>     https://github.com/Open-UDC/open-udc/blob/master/docs/HTTP_OpenPGP_Authentication.draft.txt)
>   - To sign an OpenUDC transaction.
>
> I work especially on the 2 last purposes. And having the possibility
> for the owner to set descriptions, or more flags on its (sub)keys inside
> its OpenPGP certificate, would be a more elegant solution than some
> workaround we have to manage.


Some comments from my experience/perspective, only.  In my work I have 
done this by using pgp's comment field aka uid.  Here's some:

$ gpg -k | grep uid

uid                  Iang [certification] (Africa-2012) <iang@iang.org>;
uid                  Iang [contract] (lowsec-PIZZA-only) <iang@iang.org>;
uid                  Systemics [operator] (Africa-2012) <iang@iang.org>;
uid                  Systemics [server] (Babba-2012) <iang@iang.org>;
uid                  Systemics [receipt] (Babba-2012) <iang@iang.org>;
uid                  Systemics [receipt] (offa-20130101) <iang@iang.org>;
uid                  Systemics [server] (offa-20130102) <iang@iang.org>;


In my software I use the [tag] for the purpose, the (text) as a human 
comment, and everything else as the name of the keyholder.  You could do 
whatever tho.

Perhaps more on point, I do not want the OpenPGP system to provide me 
with bits that allow me to set purpose or anything else, because OpenPGP 
is too low-level.  My designed claims like "this is an operator key" are 
too involved in the business layer to be foisted onto anyone else.  The 
history of key-bits being used for human claims suggests this is a fast 
way to failure.  E.g., non-revocation and the infamous 
you-must-understand-me bit.

I don't know if this logic applies to anyone else.  But if it did, 
hypothetically, I might record your claims in my key uids as such:

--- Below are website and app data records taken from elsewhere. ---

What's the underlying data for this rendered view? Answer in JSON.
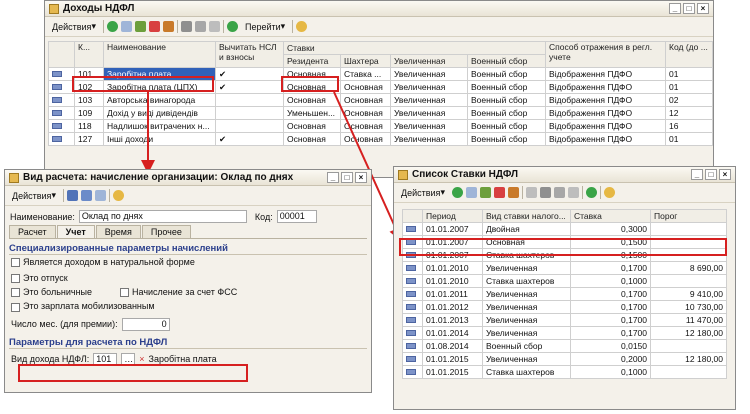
{
  "main": {
    "title": "Доходы НДФЛ",
    "toolbar": {
      "actions": "Действия",
      "goto": "Перейти"
    },
    "headers": {
      "code": "К...",
      "name": "Наименование",
      "deduct": "Вычитать НСЛ и взносы",
      "rates": "Ставки",
      "resident": "Резидента",
      "miner": "Шахтера",
      "increased": "Увеличенная",
      "military": "Военный сбор",
      "method": "Способ отражения в регл. учете",
      "code2": "Код (до ..."
    },
    "rows": [
      {
        "code": "101",
        "name": "Заробітна плата",
        "deduct": "✔",
        "resident": "Основная",
        "miner": "Ставка ...",
        "increased": "Увеличенная",
        "military": "Военный сбор",
        "method": "Відображення ПДФО",
        "code2": "01"
      },
      {
        "code": "102",
        "name": "Заробітна плата (ЦПХ)",
        "deduct": "✔",
        "resident": "Основная",
        "miner": "Основная",
        "increased": "Увеличенная",
        "military": "Военный сбор",
        "method": "Відображення ПДФО",
        "code2": "01"
      },
      {
        "code": "103",
        "name": "Авторська винагорода",
        "deduct": "",
        "resident": "Основная",
        "miner": "Основная",
        "increased": "Увеличенная",
        "military": "Военный сбор",
        "method": "Відображення ПДФО",
        "code2": "02"
      },
      {
        "code": "109",
        "name": "Дохід у виді дивідендів",
        "deduct": "",
        "resident": "Уменьшен...",
        "miner": "Основная",
        "increased": "Увеличенная",
        "military": "Военный сбор",
        "method": "Відображення ПДФО",
        "code2": "12"
      },
      {
        "code": "118",
        "name": "Надлишок витрачених н...",
        "deduct": "",
        "resident": "Основная",
        "miner": "Основная",
        "increased": "Увеличенная",
        "military": "Военный сбор",
        "method": "Відображення ПДФО",
        "code2": "16"
      },
      {
        "code": "127",
        "name": "Інші доходи",
        "deduct": "✔",
        "resident": "Основная",
        "miner": "Основная",
        "increased": "Увеличенная",
        "military": "Военный сбор",
        "method": "Відображення ПДФО",
        "code2": "01"
      }
    ]
  },
  "calc": {
    "title": "Вид расчета: начисление организации: Оклад по днях",
    "actions": "Действия",
    "name_label": "Наименование:",
    "name_value": "Оклад по днях",
    "code_label": "Код:",
    "code_value": "00001",
    "tabs": [
      "Расчет",
      "Учет",
      "Время",
      "Прочее"
    ],
    "section1": "Специализированные параметры начислений",
    "cb_natural": "Является доходом в натуральной форме",
    "cb_vacation": "Это отпуск",
    "cb_sick": "Это больничные",
    "cb_fss": "Начисление за счет ФСС",
    "cb_mobilized": "Это зарплата мобилизованным",
    "months_label": "Число мес. (для премии):",
    "months_value": "0",
    "section2": "Параметры для расчета по НДФЛ",
    "income_label": "Вид дохода НДФЛ:",
    "income_code": "101",
    "income_name": "Заробітна плата"
  },
  "rates": {
    "title": "Список Ставки НДФЛ",
    "actions": "Действия",
    "headers": {
      "period": "Период",
      "type": "Вид ставки налого...",
      "rate": "Ставка",
      "threshold": "Порог"
    },
    "rows": [
      {
        "period": "01.01.2007",
        "type": "Двойная",
        "rate": "0,3000",
        "threshold": ""
      },
      {
        "period": "01.01.2007",
        "type": "Основная",
        "rate": "0,1500",
        "threshold": ""
      },
      {
        "period": "01.01.2007",
        "type": "Ставка шахтеров",
        "rate": "0,1500",
        "threshold": ""
      },
      {
        "period": "01.01.2010",
        "type": "Увеличенная",
        "rate": "0,1700",
        "threshold": "8 690,00"
      },
      {
        "period": "01.01.2010",
        "type": "Ставка шахтеров",
        "rate": "0,1000",
        "threshold": ""
      },
      {
        "period": "01.01.2011",
        "type": "Увеличенная",
        "rate": "0,1700",
        "threshold": "9 410,00"
      },
      {
        "period": "01.01.2012",
        "type": "Увеличенная",
        "rate": "0,1700",
        "threshold": "10 730,00"
      },
      {
        "period": "01.01.2013",
        "type": "Увеличенная",
        "rate": "0,1700",
        "threshold": "11 470,00"
      },
      {
        "period": "01.01.2014",
        "type": "Увеличенная",
        "rate": "0,1700",
        "threshold": "12 180,00"
      },
      {
        "period": "01.08.2014",
        "type": "Военный сбор",
        "rate": "0,0150",
        "threshold": ""
      },
      {
        "period": "01.01.2015",
        "type": "Увеличенная",
        "rate": "0,2000",
        "threshold": "12 180,00"
      },
      {
        "period": "01.01.2015",
        "type": "Ставка шахтеров",
        "rate": "0,1000",
        "threshold": ""
      }
    ]
  },
  "colors": {
    "accent": "#3161b8",
    "highlight": "#d62020"
  }
}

uid                  Iang [HTTP-auth] (social-networks) <iang@iang.org>;
uid                  Systemics [UDC-agent] (Black-2012) <iang@iang.org>;





iang